The head of the International Monetary Fund (IMF) has said cryptocurrencies like Bitcoin pose little risk to the “existing order”, but warned their use could give government-backed currencies and monetary policy a “run for their money” in future.
Christine Lagarde said that potential users of virtual currency – which allow peer-to-peer transactions to take place without central bank or clearing house oversight – might ultimately be put off by the risks.
“For now, virtual currencies such as Bitcoin pose little or no challenge to the existing order of fiat currencies and central banks. Why? Because they are too volatile, too risky, too energy intensive, and because the underlying technologies are not yet scalable.
“Many are too opaque for regulators; and some have been hacked,” she said in a keynote speech prepared for the Bank of England’s independence conference on Friday.
But the IMF head conceded that these are “technological” problems that could eventually be solved, and that virtual currencies could be “easier and safer” to hold than paper bills in remote regions, or countries with unstable national currencies or “weak institutions”.
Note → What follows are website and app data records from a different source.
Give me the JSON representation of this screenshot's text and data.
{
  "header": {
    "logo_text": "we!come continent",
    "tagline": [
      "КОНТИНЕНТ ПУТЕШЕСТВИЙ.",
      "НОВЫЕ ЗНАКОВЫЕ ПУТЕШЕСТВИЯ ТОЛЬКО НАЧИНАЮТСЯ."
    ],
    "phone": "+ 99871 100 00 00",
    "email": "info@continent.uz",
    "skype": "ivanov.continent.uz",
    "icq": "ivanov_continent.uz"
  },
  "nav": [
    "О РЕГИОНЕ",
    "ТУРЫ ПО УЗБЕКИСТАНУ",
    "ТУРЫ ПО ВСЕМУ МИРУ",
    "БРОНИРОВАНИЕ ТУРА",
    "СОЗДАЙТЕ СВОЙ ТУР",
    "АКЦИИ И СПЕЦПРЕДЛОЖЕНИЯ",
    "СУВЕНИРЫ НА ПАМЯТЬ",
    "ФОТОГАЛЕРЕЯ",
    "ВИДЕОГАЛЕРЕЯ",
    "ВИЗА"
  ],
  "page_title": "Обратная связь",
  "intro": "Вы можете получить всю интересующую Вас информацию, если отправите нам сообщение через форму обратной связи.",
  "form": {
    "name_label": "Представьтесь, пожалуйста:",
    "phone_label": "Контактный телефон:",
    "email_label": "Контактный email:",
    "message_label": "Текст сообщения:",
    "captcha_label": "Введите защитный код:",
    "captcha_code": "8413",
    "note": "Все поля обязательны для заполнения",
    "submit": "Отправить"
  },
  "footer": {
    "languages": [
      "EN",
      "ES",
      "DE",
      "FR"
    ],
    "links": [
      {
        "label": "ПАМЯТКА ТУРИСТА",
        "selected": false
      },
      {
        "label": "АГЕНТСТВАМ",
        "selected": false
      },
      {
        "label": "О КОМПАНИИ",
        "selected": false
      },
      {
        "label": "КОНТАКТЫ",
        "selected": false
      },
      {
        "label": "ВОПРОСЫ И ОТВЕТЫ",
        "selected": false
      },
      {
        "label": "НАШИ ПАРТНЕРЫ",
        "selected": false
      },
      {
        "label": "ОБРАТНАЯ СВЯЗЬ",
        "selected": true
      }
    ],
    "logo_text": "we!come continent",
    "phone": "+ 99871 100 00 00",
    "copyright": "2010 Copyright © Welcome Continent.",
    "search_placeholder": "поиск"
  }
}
“Issuance could be fully transparent, governed by a credible, pre-defined rule, an algorithm that can be monitored… or even a ‘smart rule’ that might reflect changing macroeconomic circumstances,” she said.
“So in many ways, virtual currencies might just give existing currencies and monetary policy a run for their money.
“The best response by central bankers is to continue running effective monetary policy, while being open to fresh ideas and new demands, as economies evolve.”
Her encouragement runs in contrast to comments by JP Morgan boss Jamie Dimon, who took aim at Bitcoin earlier this month, calling it “a fraud” and saying he would fire employees found to be trading the digital currency for being “stupid”.
South Korea has since followed suit.
Ms Lagarde also used her speech to discuss the “transformative effect of artificial intelligence,” referencing recent predictions by the Bank of England chief that 15 million jobs could be automated across the UK.
Even the work of policymakers will be altered by machines, she said.
“Over the next generation, machines will almost certainly play a larger role – in assisting policy-makers, offering real-time forecasts, spotting bubbles, and uncovering complex macro-financial links.
“But let me reassure you, humans will still be needed,” she said, explaining that human judgement and diverse opinions that are essential to good policy cannot be replaced.
Humans will also be needed to effectively communicate policy decisions and take responsibility when mistakes are made, she said.
“Even with the best algorithms and machines, targets will be missed, crises will occur, mistakes will be made. But can machines really be held accountable — to the young couple unable to buy a house, to the working mother finding herself unemployed?
“Accountability is key,” she said.
“So no, I do not see machines taking over monetary policy.”